Reg No




Categories of Special Interest

Architectural, Artistic, Social

Original Use


In Use As



1860 - 1870


166182, 162560

Date Recorded


Date Updated



Freestanding gable-fronted cruciform-plan Roman Catholic church, begun in 1863, comprising four-bay nave, transepts and chancel having extension to rear (south-east) elevation and two-bay single-storey lean-tos to north-east and south-west elevation. Pitched slate roofs with limestone copings, cross finials, open work bellcote to rear, cast-iron rainwater goods and limestone bracketed eaves course. Single-pitched slate roofs having limestone copings to lean-tos. Snecked limestone walls with buttresses and plinth course. Pointed arch blind niches to transepts, north-west elevation, having limestone hoodmouldings and inset trefoil-headed openings with carved plinths. Trefoil openings having stained glass windows and cut limestone surrounds to transepts and front (north-west) and rear elevations. Trefoil openings to chancel clerestory with stained glass windows and cut limestone surrounds. Pointed arch opening to front elevation with carved limestone and stops having limestone tracery and stained glass windows. Paired trefoil-headed openings to nave with limestone surrounds, continuous sill courses and quarry glazed windows.

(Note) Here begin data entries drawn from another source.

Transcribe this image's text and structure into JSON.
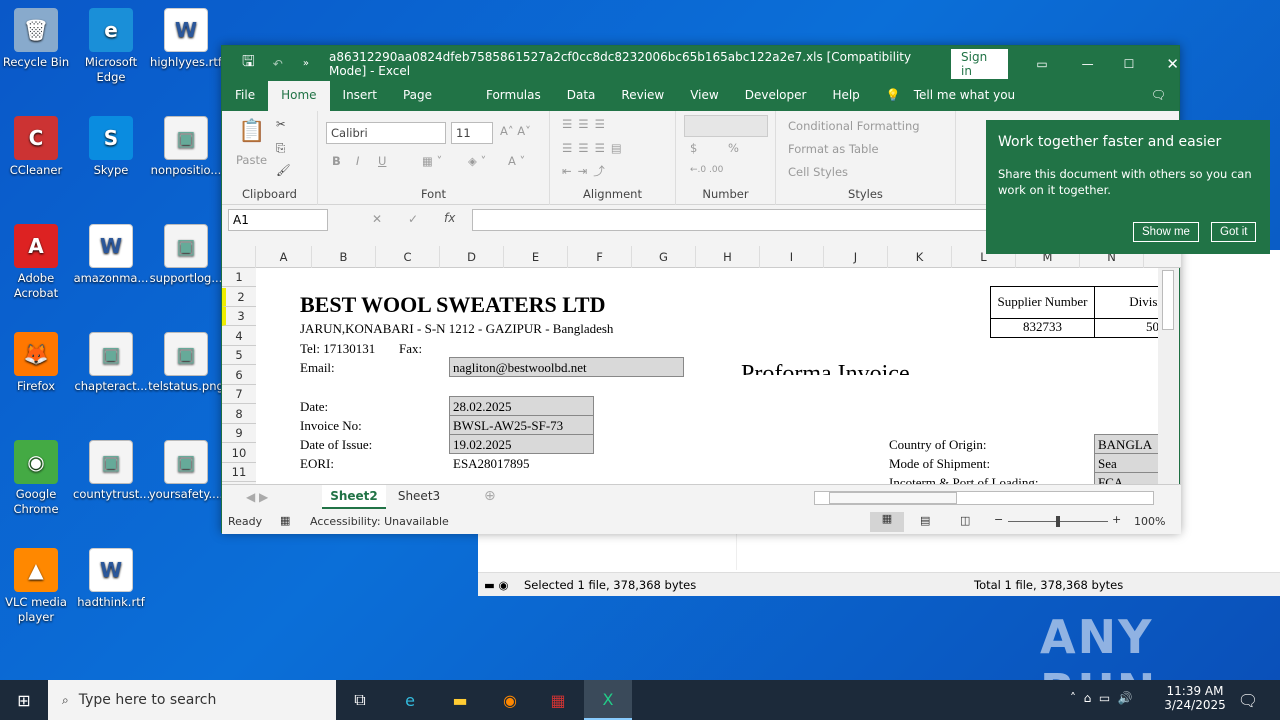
{
  "desktop": {
    "icons": [
      {
        "label": "Recycle Bin",
        "glyph": "🗑"
      },
      {
        "label": "Microsoft Edge",
        "glyph": "e"
      },
      {
        "label": "highlyyes.rtf",
        "glyph": "W"
      },
      {
        "label": "CCleaner",
        "glyph": "C"
      },
      {
        "label": "Skype",
        "glyph": "S"
      },
      {
        "label": "nonpositio...",
        "glyph": "▣"
      },
      {
        "label": "Adobe Acrobat",
        "glyph": "A"
      },
      {
        "label": "amazonma...",
        "glyph": "W"
      },
      {
        "label": "supportlog...",
        "glyph": "▣"
      },
      {
        "label": "Firefox",
        "glyph": "🦊"
      },
      {
        "label": "chapteract...",
        "glyph": "▣"
      },
      {
        "label": "telstatus.png",
        "glyph": "▣"
      },
      {
        "label": "Google Chrome",
        "glyph": "◉"
      },
      {
        "label": "countytrust...",
        "glyph": "▣"
      },
      {
        "label": "yoursafety....",
        "glyph": "▣"
      },
      {
        "label": "VLC media player",
        "glyph": "▲"
      },
      {
        "label": "hadthink.rtf",
        "glyph": "W"
      }
    ]
  },
  "explorer": {
    "status_selected": "Selected 1 file, 378,368 bytes",
    "status_total": "Total 1 file, 378,368 bytes"
  },
  "excel": {
    "title": "a86312290aa0824dfeb7585861527a2cf0cc8dc8232006bc65b165abc122a2e7.xls  [Compatibility Mode]  -  Excel",
    "sign_in": "Sign in",
    "menu": [
      "File",
      "Home",
      "Insert",
      "Page Layout",
      "Formulas",
      "Data",
      "Review",
      "View",
      "Developer",
      "Help"
    ],
    "tell_me": "Tell me what you want to do",
    "ribbon": {
      "paste": "Paste",
      "clipboard": "Clipboard",
      "font_name": "Calibri",
      "font_size": "11",
      "font": "Font",
      "alignment": "Alignment",
      "number": "Number",
      "styles": "Styles",
      "cond_format": "Conditional Formatting",
      "format_table": "Format as Table",
      "cell_styles": "Cell Styles",
      "bold": "B",
      "italic": "I",
      "underline": "U",
      "currency": "$",
      "percent": "%"
    },
    "name_box": "A1",
    "fx": "fx",
    "columns": [
      "A",
      "B",
      "C",
      "D",
      "E",
      "F",
      "G",
      "H",
      "I",
      "J",
      "K",
      "L",
      "M",
      "N"
    ],
    "rows": [
      "1",
      "2",
      "3",
      "4",
      "5",
      "6",
      "7",
      "8",
      "9",
      "10",
      "11"
    ],
    "sheet": {
      "company": "BEST WOOL SWEATERS LTD",
      "address": "JARUN,KONABARI - S-N 1212 - GAZIPUR  - Bangladesh",
      "tel": "Tel: 17130131",
      "fax": "Fax:",
      "email_label": "Email:",
      "email": "nagliton@bestwoolbd.net",
      "title": "Proforma Invoice",
      "date_label": "Date:",
      "date": "28.02.2025",
      "invoice_label": "Invoice No:",
      "invoice": "BWSL-AW25-SF-73",
      "issue_label": "Date of Issue:",
      "issue": "19.02.2025",
      "eori_label": "EORI:",
      "eori": "ESA28017895",
      "supplier_header": "Supplier Number",
      "division_header": "Divisi",
      "supplier_number": "832733",
      "division": "50",
      "origin_label": "Country of Origin:",
      "origin": "BANGLA",
      "shipment_label": "Mode of Shipment:",
      "shipment": "Sea",
      "incoterm_label": "Incoterm & Port of Loading:",
      "incoterm": "FCA"
    },
    "tabs": [
      "Sheet2",
      "Sheet3"
    ],
    "status": {
      "ready": "Ready",
      "accessibility": "Accessibility: Unavailable",
      "zoom": "100%"
    }
  },
  "popup": {
    "title": "Work together faster and easier",
    "body": "Share this document with others so you can work on it together.",
    "show_me": "Show me",
    "got_it": "Got it"
  },
  "taskbar": {
    "search_placeholder": "Type here to search",
    "time": "11:39 AM",
    "date": "3/24/2025"
  },
  "watermark": "ANY RUN"
}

Triple lancet quarry glazed windows to transepts having continuous cut limestone hoodmoulding, limestone relieving arch and mullions. Pointed arch opening to rear with limestone hoodmoulding, stops, limestone tracery and stained glass windows. Trefoil-headed openings to lean-tos having tooled limestone surrounds and quarry glazed windows. Pointed arch opening with limestone hoodmoulding, stops, impost course, chamfered surround and double-leaf timber battened doors having wrought-iron strap hinges. Pointed arch openings to transepts, north-west elevations with roll moulded limestone surrounds and double-leaf timber battened doors having wrought-iron strap hinges. Pointed arch openings to lean-tos with timber battened doors. Interior windows edged with coloured borders. Scissors truss pine roof having limestone corbels to interior. Timber galleries to north-west and transepts. Pair of square-profile limestone piers to north-west and north-east, having limestone plinth, ornate caps and double-leaf cast-iron gates. Pier to north-west with inscribed lettering. Snecked limestone boundary walls having limestone copings and cast-iron railings. Graveyard to site.


The form and massing of this attractive church displays a reserved Gothic Revival treatment and forms a dramatic feature in the local landscape. The church was designed by William Edward Corbett (1824-1904) with significant influence of Philip Hardwick, whom Corbett had been assisting for the previous decade. Richard Fitzgibbon also contributed to the building of the church. Richard Fitzgibbon's son, Charles Henry, had died in Balaclava. Its construction in snecked limestone produces an appealing, textured visual effect, while fine cut stone dressings attest to high quality stone masonry. Well maintained to both the exterior and the interior, this church maintains features of artistic design which includes the stained glass panels. The scissors truss pine roof is also of some technical interest. The attendant graveyard, ornate piers and railings enhance the composition of the site. Inscription to north-west gate pier reads: 'This railing is the gift of George Peabody Esq.' The builder of the church was Ryan of Limerick.